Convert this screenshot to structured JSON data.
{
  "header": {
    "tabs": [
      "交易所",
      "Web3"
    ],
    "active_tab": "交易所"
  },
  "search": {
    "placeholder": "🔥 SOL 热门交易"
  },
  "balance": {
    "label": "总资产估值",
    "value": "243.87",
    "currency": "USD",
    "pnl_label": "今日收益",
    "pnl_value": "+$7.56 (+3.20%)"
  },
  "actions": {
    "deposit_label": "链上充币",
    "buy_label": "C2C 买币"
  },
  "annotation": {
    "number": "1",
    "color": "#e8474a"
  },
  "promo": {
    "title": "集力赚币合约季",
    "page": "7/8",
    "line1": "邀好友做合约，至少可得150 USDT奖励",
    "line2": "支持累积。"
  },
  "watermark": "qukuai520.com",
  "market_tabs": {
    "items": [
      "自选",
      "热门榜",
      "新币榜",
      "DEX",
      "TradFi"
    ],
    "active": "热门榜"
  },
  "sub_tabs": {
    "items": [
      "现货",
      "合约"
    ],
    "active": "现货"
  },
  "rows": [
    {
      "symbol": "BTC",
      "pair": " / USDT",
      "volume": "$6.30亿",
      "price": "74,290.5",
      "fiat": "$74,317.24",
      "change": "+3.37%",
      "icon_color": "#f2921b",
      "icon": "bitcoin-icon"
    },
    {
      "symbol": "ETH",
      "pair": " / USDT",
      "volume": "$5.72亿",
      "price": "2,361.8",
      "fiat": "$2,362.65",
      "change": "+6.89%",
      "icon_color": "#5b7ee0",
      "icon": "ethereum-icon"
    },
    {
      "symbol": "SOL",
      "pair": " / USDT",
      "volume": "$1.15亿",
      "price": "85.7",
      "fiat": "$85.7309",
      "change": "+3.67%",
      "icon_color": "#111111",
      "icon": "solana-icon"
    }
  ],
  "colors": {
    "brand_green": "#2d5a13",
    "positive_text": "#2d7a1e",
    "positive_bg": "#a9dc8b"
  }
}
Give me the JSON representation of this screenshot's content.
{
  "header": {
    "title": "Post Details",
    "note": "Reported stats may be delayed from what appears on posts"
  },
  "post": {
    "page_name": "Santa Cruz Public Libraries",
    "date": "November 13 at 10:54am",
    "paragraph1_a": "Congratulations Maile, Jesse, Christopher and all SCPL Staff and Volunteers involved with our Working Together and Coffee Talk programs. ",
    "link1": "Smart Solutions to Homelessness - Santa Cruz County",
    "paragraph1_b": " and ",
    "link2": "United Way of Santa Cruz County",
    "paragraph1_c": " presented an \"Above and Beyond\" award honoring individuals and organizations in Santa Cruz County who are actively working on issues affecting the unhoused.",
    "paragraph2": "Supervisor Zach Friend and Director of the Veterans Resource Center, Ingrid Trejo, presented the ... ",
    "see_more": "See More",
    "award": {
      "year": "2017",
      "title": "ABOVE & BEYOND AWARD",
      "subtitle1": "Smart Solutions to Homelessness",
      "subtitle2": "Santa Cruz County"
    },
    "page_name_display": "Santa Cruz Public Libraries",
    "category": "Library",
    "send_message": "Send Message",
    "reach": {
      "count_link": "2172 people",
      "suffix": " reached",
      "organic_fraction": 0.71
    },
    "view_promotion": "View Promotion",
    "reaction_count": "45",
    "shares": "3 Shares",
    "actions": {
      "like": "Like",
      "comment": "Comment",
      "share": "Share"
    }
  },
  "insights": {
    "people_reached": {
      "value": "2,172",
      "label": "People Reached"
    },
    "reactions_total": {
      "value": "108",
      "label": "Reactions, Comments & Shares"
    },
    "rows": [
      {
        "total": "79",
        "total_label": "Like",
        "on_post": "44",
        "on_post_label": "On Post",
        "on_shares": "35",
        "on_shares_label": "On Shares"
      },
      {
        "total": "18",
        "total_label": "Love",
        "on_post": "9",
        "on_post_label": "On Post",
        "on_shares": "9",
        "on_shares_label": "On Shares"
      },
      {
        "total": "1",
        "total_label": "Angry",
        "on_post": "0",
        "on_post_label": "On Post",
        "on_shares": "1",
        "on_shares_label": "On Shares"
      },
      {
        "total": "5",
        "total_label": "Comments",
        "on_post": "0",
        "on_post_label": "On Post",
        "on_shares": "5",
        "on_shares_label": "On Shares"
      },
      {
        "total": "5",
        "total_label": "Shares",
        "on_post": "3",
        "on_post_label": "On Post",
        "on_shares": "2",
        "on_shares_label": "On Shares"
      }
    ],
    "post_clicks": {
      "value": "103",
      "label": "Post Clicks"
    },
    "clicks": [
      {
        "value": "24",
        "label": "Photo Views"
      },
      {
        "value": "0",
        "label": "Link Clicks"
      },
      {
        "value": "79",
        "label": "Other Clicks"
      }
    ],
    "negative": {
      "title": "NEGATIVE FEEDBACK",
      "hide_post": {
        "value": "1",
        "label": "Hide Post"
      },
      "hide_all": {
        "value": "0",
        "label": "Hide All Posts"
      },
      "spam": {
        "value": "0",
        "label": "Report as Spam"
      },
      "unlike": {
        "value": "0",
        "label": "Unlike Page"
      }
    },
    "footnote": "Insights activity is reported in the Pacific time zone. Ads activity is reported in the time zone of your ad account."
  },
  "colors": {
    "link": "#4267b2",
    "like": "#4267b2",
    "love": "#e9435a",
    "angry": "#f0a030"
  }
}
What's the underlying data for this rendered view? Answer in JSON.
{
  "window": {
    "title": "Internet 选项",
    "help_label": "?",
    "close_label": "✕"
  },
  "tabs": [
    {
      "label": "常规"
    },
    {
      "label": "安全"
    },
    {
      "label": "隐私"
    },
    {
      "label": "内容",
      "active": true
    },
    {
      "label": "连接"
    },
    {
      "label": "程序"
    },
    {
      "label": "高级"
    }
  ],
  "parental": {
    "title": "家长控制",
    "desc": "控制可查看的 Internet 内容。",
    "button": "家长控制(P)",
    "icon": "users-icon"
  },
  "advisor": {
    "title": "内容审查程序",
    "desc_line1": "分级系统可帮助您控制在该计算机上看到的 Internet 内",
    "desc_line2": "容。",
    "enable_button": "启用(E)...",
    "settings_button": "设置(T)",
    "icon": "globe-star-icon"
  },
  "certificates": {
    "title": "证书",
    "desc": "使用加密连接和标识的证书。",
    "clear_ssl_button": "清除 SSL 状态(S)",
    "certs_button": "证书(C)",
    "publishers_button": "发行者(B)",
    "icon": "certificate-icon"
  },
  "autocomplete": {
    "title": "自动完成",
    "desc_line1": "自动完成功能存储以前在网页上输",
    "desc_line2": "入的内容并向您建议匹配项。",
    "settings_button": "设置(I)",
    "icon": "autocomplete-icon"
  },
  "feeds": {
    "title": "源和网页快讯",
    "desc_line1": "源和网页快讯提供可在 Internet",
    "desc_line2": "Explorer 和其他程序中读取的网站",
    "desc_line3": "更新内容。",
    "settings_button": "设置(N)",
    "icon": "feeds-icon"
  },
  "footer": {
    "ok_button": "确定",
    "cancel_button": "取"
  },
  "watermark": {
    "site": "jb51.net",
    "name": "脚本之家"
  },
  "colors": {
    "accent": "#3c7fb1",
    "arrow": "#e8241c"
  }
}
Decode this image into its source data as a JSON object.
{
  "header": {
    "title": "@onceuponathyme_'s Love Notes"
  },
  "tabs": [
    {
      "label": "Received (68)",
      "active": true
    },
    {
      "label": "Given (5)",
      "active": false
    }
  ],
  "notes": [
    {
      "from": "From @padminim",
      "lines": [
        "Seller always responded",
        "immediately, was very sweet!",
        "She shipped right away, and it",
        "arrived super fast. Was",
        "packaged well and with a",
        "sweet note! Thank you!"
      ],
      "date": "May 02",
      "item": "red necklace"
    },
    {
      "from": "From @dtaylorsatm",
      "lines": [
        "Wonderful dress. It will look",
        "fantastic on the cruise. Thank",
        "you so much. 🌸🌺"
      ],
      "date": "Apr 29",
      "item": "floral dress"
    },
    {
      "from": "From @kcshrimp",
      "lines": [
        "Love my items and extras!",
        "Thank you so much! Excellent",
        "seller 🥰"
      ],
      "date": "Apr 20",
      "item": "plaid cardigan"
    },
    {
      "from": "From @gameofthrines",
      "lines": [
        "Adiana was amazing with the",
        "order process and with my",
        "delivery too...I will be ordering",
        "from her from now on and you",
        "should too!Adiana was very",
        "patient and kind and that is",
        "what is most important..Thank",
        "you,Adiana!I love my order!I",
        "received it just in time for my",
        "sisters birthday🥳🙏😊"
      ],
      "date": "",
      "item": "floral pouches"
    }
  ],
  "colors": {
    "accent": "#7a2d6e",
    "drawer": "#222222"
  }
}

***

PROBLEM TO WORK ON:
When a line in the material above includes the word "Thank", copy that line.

OUTPUT OF THE TASK:
        "sweet note! Thank you!"
        "fantastic on the cruise. Thank",
        "Thank you so much! Excellent",
        "what is most important..Thank",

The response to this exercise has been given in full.